**TASK DETAILS**
For the data below, the lines that hold "group" should be counted; only the resulting number is expected.

[DATA SECTION Boundary: Start]

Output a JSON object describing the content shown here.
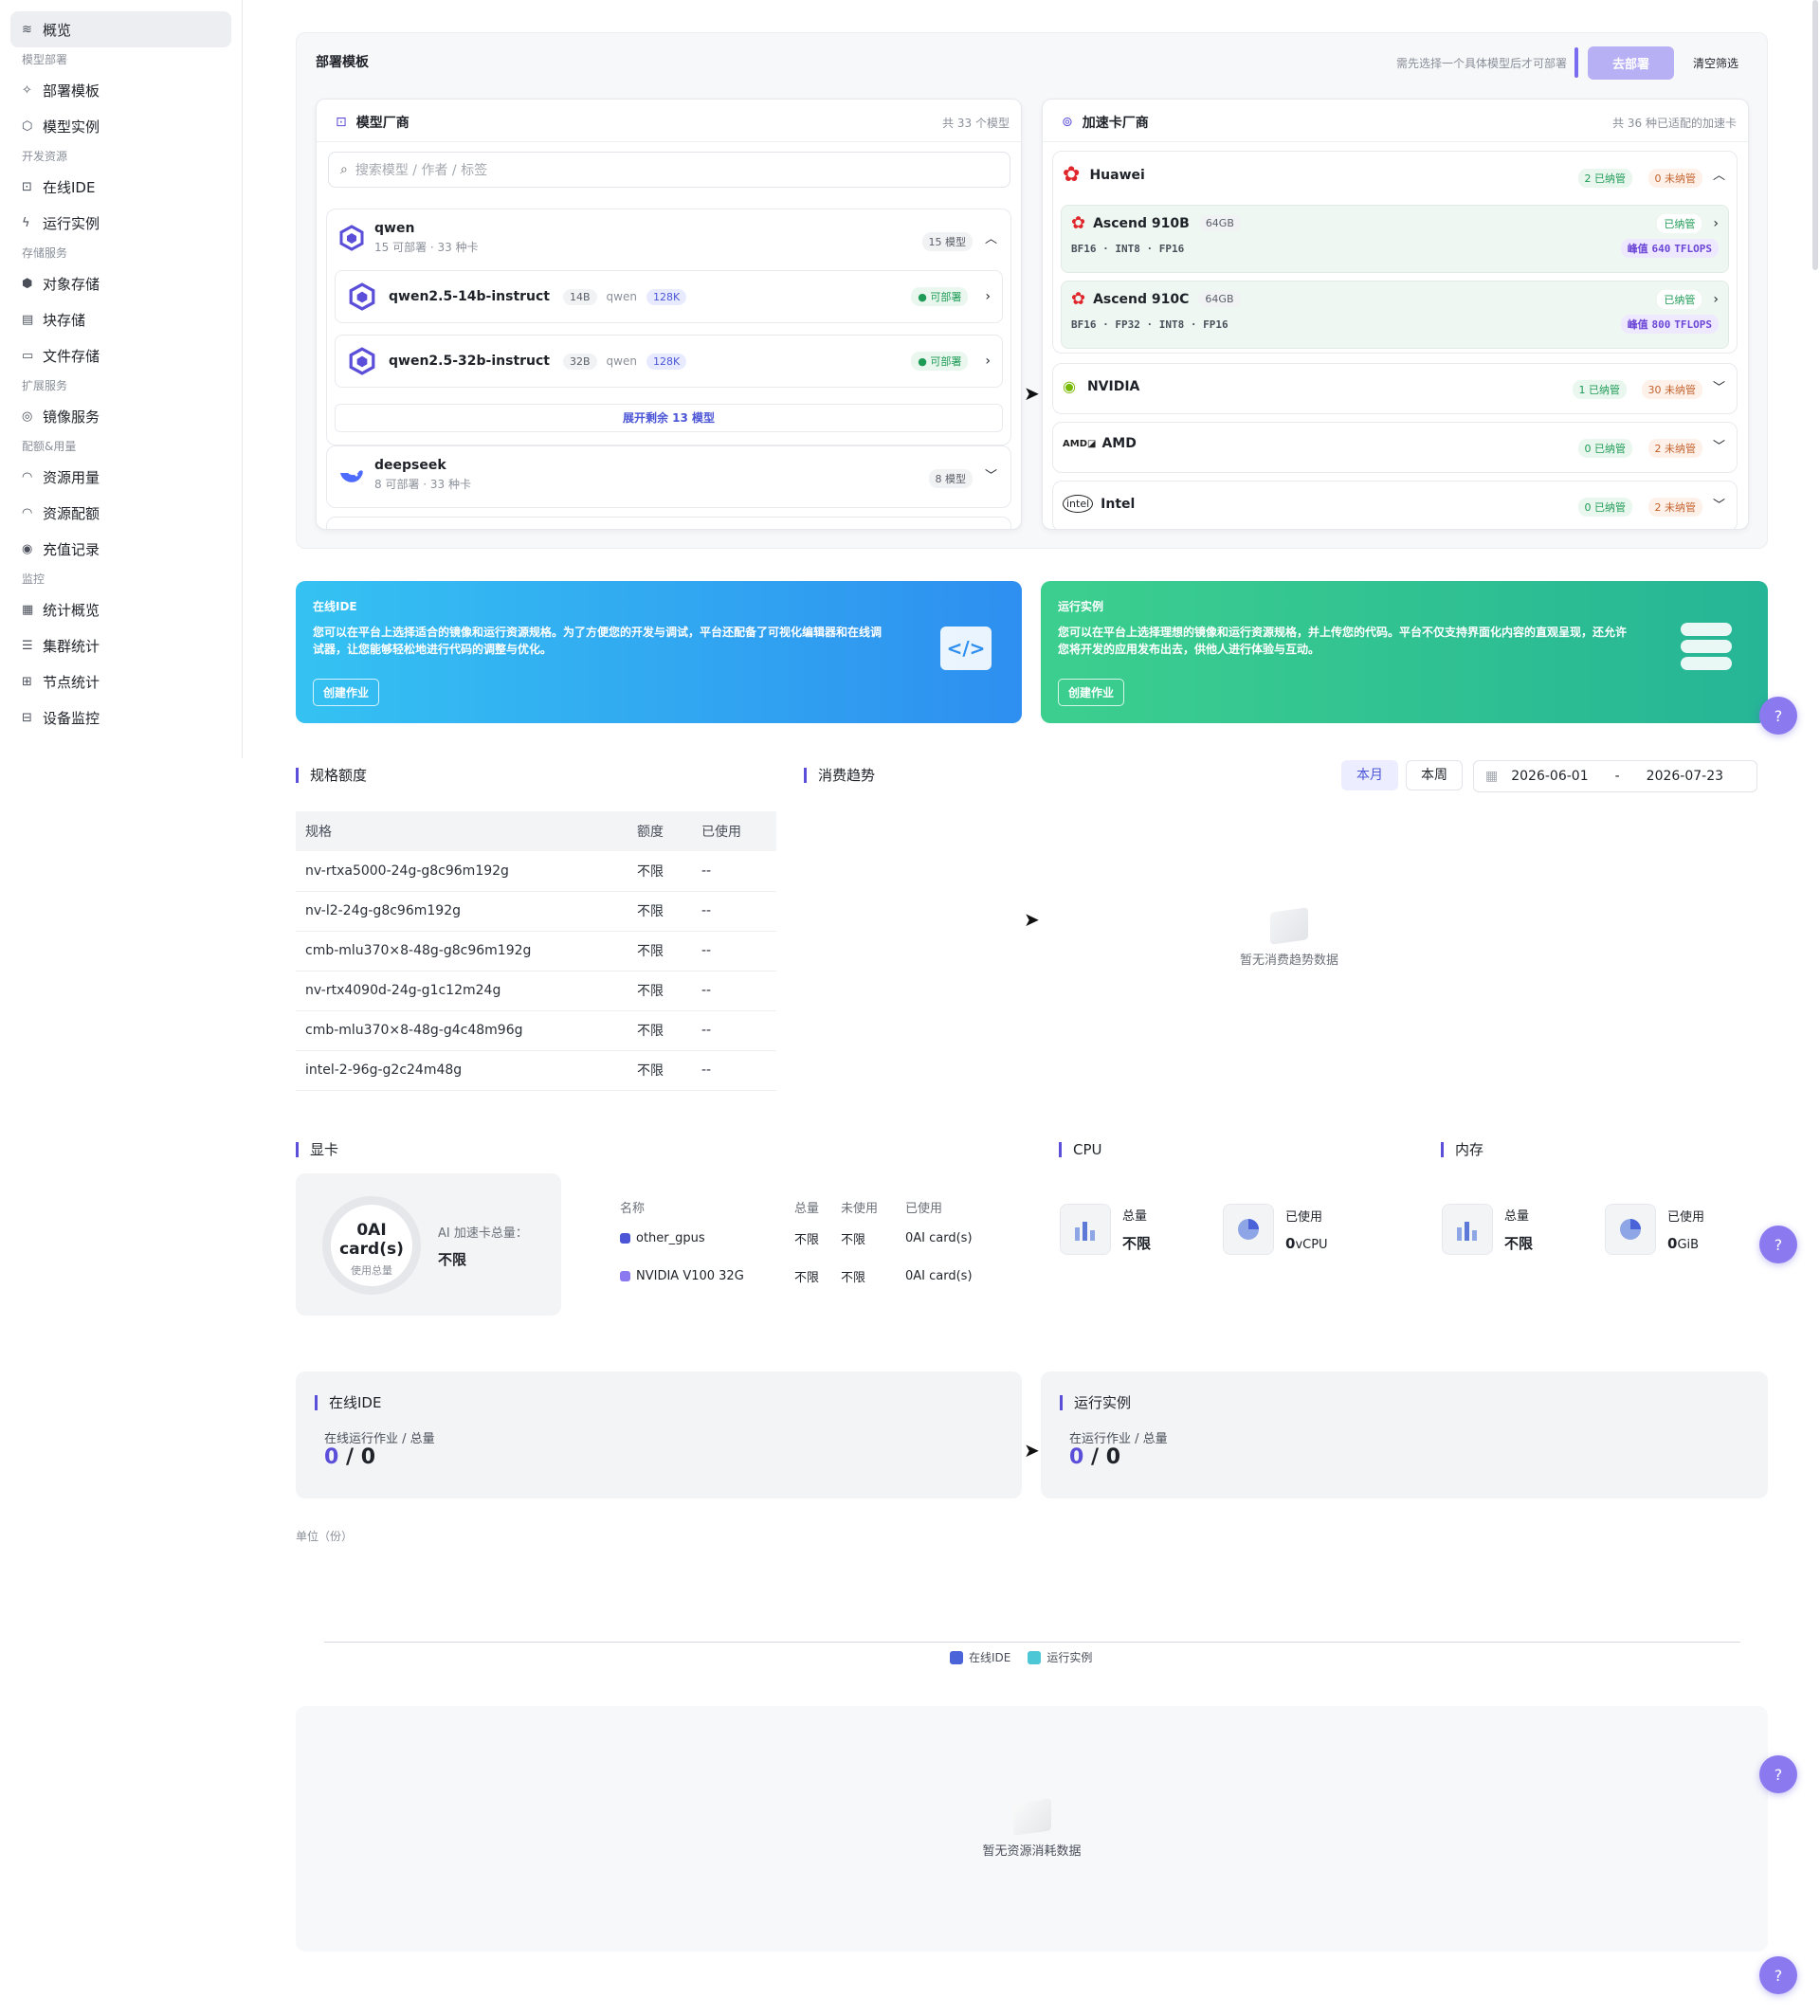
{
  "sidebar": {
    "items": [
      {
        "label": "概览",
        "icon": "layers-icon",
        "active": true
      },
      {
        "group": "模型部署"
      },
      {
        "label": "部署模板",
        "icon": "sparkle-icon"
      },
      {
        "label": "模型实例",
        "icon": "cube-icon"
      },
      {
        "group": "开发资源"
      },
      {
        "label": "在线IDE",
        "icon": "code-square-icon"
      },
      {
        "label": "运行实例",
        "icon": "bolt-icon"
      },
      {
        "group": "存储服务"
      },
      {
        "label": "对象存储",
        "icon": "box-icon"
      },
      {
        "label": "块存储",
        "icon": "blocks-icon"
      },
      {
        "label": "文件存储",
        "icon": "folder-icon"
      },
      {
        "group": "扩展服务"
      },
      {
        "label": "镜像服务",
        "icon": "disc-icon"
      },
      {
        "group": "配额&用量"
      },
      {
        "label": "资源用量",
        "icon": "gauge-icon"
      },
      {
        "label": "资源配额",
        "icon": "gauge-icon"
      },
      {
        "label": "充值记录",
        "icon": "coin-icon"
      },
      {
        "group": "监控"
      },
      {
        "label": "统计概览",
        "icon": "grid-icon"
      },
      {
        "label": "集群统计",
        "icon": "server-icon"
      },
      {
        "label": "节点统计",
        "icon": "chip-icon"
      },
      {
        "label": "设备监控",
        "icon": "monitor-icon"
      }
    ]
  },
  "deploy": {
    "title": "部署模板",
    "hint": "需先选择一个具体模型后才可部署",
    "deploy_btn": "去部署",
    "clear_btn": "清空筛选",
    "model_vendor": {
      "title": "模型厂商",
      "count": "共 33 个模型",
      "search_placeholder": "搜索模型 / 作者 / 标签",
      "vendors": [
        {
          "name": "qwen",
          "sub": "15 可部署 · 33 种卡",
          "badge": "15 模型",
          "models": [
            {
              "name": "qwen2.5-14b-instruct",
              "size": "14B",
              "author": "qwen",
              "ctx": "128K",
              "status": "可部署"
            },
            {
              "name": "qwen2.5-32b-instruct",
              "size": "32B",
              "author": "qwen",
              "ctx": "128K",
              "status": "可部署"
            }
          ],
          "expand": "展开剩余 13 模型"
        },
        {
          "name": "deepseek",
          "sub": "8 可部署 · 33 种卡",
          "badge": "8 模型"
        }
      ]
    },
    "accelerator": {
      "title": "加速卡厂商",
      "count": "共 36 种已适配的加速卡",
      "vendors": [
        {
          "name": "Huawei",
          "managed": "2 已纳管",
          "unmanaged": "0 未纳管",
          "chips": [
            {
              "name": "Ascend 910B",
              "mem": "64GB",
              "status": "已纳管",
              "precisions": "BF16 · INT8 · FP16",
              "peak_label": "峰值",
              "peak": "640",
              "unit": "TFLOPS"
            },
            {
              "name": "Ascend 910C",
              "mem": "64GB",
              "status": "已纳管",
              "precisions": "BF16 · FP32 · INT8 · FP16",
              "peak_label": "峰值",
              "peak": "800",
              "unit": "TFLOPS"
            }
          ]
        },
        {
          "name": "NVIDIA",
          "managed": "1 已纳管",
          "unmanaged": "30 未纳管"
        },
        {
          "name": "AMD",
          "managed": "0 已纳管",
          "unmanaged": "2 未纳管"
        },
        {
          "name": "Intel",
          "managed": "0 已纳管",
          "unmanaged": "2 未纳管"
        }
      ]
    }
  },
  "banners": {
    "ide": {
      "tag": "在线IDE",
      "desc": "您可以在平台上选择适合的镜像和运行资源规格。为了方便您的开发与调试，平台还配备了可视化编辑器和在线调试器，让您能够轻松地进行代码的调整与优化。",
      "btn": "创建作业"
    },
    "run": {
      "tag": "运行实例",
      "desc": "您可以在平台上选择理想的镜像和运行资源规格，并上传您的代码。平台不仅支持界面化内容的直观呈现，还允许您将开发的应用发布出去，供他人进行体验与互动。",
      "btn": "创建作业"
    }
  },
  "quota": {
    "title": "规格额度",
    "headers": [
      "规格",
      "额度",
      "已使用"
    ],
    "rows": [
      [
        "nv-rtxa5000-24g-g8c96m192g",
        "不限",
        "--"
      ],
      [
        "nv-l2-24g-g8c96m192g",
        "不限",
        "--"
      ],
      [
        "cmb-mlu370×8-48g-g8c96m192g",
        "不限",
        "--"
      ],
      [
        "nv-rtx4090d-24g-g1c12m24g",
        "不限",
        "--"
      ],
      [
        "cmb-mlu370×8-48g-g4c48m96g",
        "不限",
        "--"
      ],
      [
        "intel-2-96g-g2c24m48g",
        "不限",
        "--"
      ]
    ]
  },
  "trend": {
    "title": "消费趋势",
    "tab_month": "本月",
    "tab_week": "本周",
    "date_from": "2026-06-01",
    "date_sep": "-",
    "date_to": "2026-07-23",
    "empty": "暂无消费趋势数据"
  },
  "gpu": {
    "title": "显卡",
    "ring_value": "0AI card(s)",
    "ring_sub": "使用总量",
    "total_label": "AI 加速卡总量：",
    "total_value": "不限",
    "headers": [
      "名称",
      "总量",
      "未使用",
      "已使用"
    ],
    "rows": [
      {
        "name": "other_gpus",
        "color": "#4b55d6",
        "total": "不限",
        "free": "不限",
        "used": "0AI card(s)"
      },
      {
        "name": "NVIDIA V100 32G",
        "color": "#8b79f0",
        "total": "不限",
        "free": "不限",
        "used": "0AI card(s)"
      }
    ]
  },
  "cpu": {
    "title": "CPU",
    "total_label": "总量",
    "total_value": "不限",
    "used_label": "已使用",
    "used_value": "0",
    "used_unit": "vCPU"
  },
  "mem": {
    "title": "内存",
    "total_label": "总量",
    "total_value": "不限",
    "used_label": "已使用",
    "used_value": "0",
    "used_unit": "GiB"
  },
  "jobs": {
    "ide": {
      "title": "在线IDE",
      "label": "在线运行作业 / 总量",
      "running": "0",
      "sep": "/",
      "total": "0"
    },
    "run": {
      "title": "运行实例",
      "label": "在运行作业 / 总量",
      "running": "0",
      "sep": "/",
      "total": "0"
    }
  },
  "usage_chart": {
    "unit": "单位（份）",
    "legend": [
      {
        "name": "在线IDE",
        "color": "#4b63d9"
      },
      {
        "name": "运行实例",
        "color": "#4cc7d6"
      }
    ]
  },
  "resource": {
    "empty": "暂无资源消耗数据"
  },
  "colors": {
    "accent": "#5b4fd9",
    "ide_banner": "#2eaff0",
    "run_banner": "#2ec4a0"
  }
}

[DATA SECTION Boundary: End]

**ANSWER SPACE**
6